(Middle Grade Fiction)
This review is in conjunction with a virtual book tour organized by Goddess Fish Promotions. One randomly drawn commenter will win a $25 Amazon/BN GC.
For 13-year old Tim Stockdale, it's all about keeping his head down and fitting in with the friends he's managed to make at his new school. His older brother, Eli, is the opposite. He's trying to set up a Gay-Straight Alliance at his high school, where he's a junior. Even though the school board is against it, Eli’s not afraid of what the fallout might be.
So when Tim's new friends start to bully a kid they think is gay, Tim's torn - he doesn't want to do anything to risk being cast out of the crew. But when Eli is hurt in a protest, Tim's own failure to do anything starts to get under his skin. Will he find his way at his new middle school, and figure out what's really worth standing up for?
MY REVIEW: This short book by Judy Irwin is about a young boy trying to fit in at a new school--one that is very different from the school he is familiar with. He finally meets some friends, but the problem is these "friends" are bullies--something he is not familiar with and he doesn't know how to handle them or what he should do when they start bullying another classmate.
There is a strong familial relationship between the parents and sons, and one thing he learns through the course of the book is that even when you think people won't like you if you take a stand, you might not be as alone as you think.
I did have one issue with this book and that's the fact that it is so short. With more length, this could have gone from being a good book to being a great book. With a longer book, the characterizations could have been deeper. There were many issues that, because of the shortness of the book, were just lightly touched on instead of getting to any real depth with them.
However, it's written on a level that young middle grade students, around 8-9 years old, can easily understand and not be overwhelmed with and perhaps the length works really well for that age group. It certainly has a worthwhile message that needs to be shared.
3.5 stars - This was a good book. I liked it.
Now enjoy an excerpt:
Tim is out on the driveway, playing around with the basketball. So far, he's bounced it hard off the garage door, twice, and each time his mom sticks her head out the side door and shouts, "Keep it down!" at him.
When he bounces it off the metal garage door for the third time, he keeps an eye on the side door, expecting his mom to pop out, really mad this time. But nothing happens.

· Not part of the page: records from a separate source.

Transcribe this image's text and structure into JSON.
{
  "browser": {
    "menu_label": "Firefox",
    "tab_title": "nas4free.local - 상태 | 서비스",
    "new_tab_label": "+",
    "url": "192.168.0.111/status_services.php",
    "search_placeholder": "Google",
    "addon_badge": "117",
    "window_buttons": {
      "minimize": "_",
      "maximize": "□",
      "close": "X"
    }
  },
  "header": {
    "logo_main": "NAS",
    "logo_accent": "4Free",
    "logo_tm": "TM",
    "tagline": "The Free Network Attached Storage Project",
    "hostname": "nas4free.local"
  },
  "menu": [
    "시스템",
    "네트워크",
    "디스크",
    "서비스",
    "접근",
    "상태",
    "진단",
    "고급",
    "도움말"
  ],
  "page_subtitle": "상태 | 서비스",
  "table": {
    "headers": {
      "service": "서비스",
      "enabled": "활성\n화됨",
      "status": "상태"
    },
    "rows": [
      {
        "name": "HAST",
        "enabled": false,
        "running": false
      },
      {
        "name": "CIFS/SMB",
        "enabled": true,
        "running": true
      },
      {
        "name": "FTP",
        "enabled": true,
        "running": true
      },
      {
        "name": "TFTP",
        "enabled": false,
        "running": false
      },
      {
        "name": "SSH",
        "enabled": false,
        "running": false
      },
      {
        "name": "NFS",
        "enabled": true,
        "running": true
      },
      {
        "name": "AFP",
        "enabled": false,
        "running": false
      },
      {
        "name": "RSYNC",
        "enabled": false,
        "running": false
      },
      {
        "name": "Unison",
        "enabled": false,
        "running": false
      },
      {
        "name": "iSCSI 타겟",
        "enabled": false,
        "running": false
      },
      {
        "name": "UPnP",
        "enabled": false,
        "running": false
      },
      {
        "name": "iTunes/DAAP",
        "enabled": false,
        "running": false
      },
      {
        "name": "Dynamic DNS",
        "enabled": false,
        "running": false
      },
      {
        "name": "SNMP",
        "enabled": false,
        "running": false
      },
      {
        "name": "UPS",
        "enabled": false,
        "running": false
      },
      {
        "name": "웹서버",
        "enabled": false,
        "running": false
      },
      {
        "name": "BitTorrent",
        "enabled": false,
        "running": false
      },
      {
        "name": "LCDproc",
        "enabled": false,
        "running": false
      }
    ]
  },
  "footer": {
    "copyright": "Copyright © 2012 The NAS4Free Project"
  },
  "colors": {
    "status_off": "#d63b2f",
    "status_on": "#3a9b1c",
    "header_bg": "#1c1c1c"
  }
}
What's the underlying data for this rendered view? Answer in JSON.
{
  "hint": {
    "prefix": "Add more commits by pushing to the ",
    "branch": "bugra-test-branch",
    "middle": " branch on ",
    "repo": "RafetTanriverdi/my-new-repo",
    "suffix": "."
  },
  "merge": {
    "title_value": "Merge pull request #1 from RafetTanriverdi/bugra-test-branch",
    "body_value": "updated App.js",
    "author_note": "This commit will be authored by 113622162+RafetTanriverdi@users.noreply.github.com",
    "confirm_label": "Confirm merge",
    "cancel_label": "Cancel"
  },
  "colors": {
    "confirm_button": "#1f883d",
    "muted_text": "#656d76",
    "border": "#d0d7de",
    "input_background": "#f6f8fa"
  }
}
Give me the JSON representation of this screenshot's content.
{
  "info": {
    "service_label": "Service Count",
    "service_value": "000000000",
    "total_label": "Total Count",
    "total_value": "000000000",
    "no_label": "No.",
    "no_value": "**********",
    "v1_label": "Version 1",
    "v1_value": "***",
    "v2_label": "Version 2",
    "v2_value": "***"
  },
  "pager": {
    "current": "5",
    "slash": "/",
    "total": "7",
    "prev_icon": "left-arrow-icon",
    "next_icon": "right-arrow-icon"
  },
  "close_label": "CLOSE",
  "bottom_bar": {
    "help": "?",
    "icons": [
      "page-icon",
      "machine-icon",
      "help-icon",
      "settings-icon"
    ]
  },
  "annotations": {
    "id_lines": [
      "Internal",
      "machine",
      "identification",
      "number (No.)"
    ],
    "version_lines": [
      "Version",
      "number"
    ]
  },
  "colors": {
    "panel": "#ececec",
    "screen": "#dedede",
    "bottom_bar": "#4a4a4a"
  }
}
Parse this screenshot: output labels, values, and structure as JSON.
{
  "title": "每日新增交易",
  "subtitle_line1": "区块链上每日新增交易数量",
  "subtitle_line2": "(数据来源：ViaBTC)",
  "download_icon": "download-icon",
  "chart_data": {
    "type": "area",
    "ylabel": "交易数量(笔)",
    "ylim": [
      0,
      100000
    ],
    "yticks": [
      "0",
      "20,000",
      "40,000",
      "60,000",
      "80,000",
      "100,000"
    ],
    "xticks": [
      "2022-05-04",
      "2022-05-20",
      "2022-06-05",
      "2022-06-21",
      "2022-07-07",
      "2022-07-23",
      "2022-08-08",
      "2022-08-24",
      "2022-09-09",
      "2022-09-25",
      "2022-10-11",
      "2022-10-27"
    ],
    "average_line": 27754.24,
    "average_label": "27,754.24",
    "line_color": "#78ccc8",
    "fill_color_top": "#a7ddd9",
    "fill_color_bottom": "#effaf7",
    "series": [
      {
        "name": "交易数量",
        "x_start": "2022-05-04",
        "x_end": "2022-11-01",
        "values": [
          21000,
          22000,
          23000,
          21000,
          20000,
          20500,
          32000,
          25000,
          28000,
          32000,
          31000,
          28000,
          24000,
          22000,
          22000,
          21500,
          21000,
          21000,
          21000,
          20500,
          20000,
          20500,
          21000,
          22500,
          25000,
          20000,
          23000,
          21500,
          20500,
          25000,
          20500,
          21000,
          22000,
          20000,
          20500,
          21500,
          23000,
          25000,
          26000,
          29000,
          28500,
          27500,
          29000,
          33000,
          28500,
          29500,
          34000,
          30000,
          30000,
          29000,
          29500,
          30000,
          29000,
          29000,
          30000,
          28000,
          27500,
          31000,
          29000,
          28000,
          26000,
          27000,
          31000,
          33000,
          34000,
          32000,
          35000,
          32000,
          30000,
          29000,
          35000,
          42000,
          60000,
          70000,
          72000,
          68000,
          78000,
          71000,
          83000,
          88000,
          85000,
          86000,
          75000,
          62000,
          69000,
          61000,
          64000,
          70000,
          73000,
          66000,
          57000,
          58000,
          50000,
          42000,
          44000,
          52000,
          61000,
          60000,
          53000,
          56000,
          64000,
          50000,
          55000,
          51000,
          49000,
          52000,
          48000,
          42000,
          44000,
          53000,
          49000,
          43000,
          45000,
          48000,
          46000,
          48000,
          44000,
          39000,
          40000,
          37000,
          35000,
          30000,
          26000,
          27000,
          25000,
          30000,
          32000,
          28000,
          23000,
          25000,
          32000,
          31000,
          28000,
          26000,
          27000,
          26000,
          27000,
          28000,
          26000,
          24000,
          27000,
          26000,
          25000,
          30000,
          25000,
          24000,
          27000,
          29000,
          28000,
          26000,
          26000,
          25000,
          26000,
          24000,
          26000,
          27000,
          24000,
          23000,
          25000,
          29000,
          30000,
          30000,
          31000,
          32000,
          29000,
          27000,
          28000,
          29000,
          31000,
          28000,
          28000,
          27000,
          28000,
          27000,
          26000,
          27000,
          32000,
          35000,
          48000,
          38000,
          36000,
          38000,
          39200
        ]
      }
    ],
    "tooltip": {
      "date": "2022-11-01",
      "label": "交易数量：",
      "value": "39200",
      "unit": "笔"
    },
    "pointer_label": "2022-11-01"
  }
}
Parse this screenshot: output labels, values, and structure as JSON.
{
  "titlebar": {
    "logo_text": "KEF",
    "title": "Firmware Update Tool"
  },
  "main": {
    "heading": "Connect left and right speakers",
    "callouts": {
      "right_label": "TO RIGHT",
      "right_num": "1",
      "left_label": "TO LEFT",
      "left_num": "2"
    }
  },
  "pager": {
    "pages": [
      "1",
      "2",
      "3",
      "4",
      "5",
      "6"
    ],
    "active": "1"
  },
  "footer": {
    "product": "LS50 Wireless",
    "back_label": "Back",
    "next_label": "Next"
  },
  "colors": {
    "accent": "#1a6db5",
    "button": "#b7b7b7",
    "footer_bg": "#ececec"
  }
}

Tim dribbles the ball up and down the driveway, he's moving fast enough so that he's breathing hard. Every time he comes up to the top of the driveway, near the hoop, he takes a throw. The first four times it goes right in, but on the fifth throw it goes really wild and bounces off onto the lawn.
As he jogs over to grab the ball, Tim hears the side door open. He turns to face his mom. "Sor-ry," he drawls, with a grin. "Didn't mean to - Mom, what is it? What's wrong?"
Tim stares at his mother.
Her face is blotchy, and her nose is red. She's holding her purse in one hand, and car keys and a tissue in the other. She brings the hand with the tissue and keys up to her face, and rubs at her nose with the tissue.
"Tim, it's bad. It's Eli, and it's bad," she says, wiping at her eyes. "I have to get over to the hospital. I can't go into all the details, I just have to go." She unlocks the car door, and throws her purse onto the passenger seat.
"What - what happened?" says Tim. "Is he OK?"
'What Did You Say?', Judy's first book, is about 12-year-old Tash. The book takes place at a trailer park up north. 'We're Done', Judy's second book, takes place in a middle school. It's about Luke, who first appears in 'What Did You Say?' Tash and Jon, from the first book, are also characters in this one. In 'What's It To You?', Judy's third book, 13-year-old Tim Stockdale (who first appeared as Luke's classmate in 'We're Done'), is figuring out where he fits in at Carlyle.
For Judy, the middle school years are especially interesting since they can be some of the most challenging for kids. It's a time when kids are faced with new issues, and bigger problems, than many have experienced before. As they figure out how they feel, and decide how to respond, they're also figuring out who they are, and shaping the nature of the person they will grow into.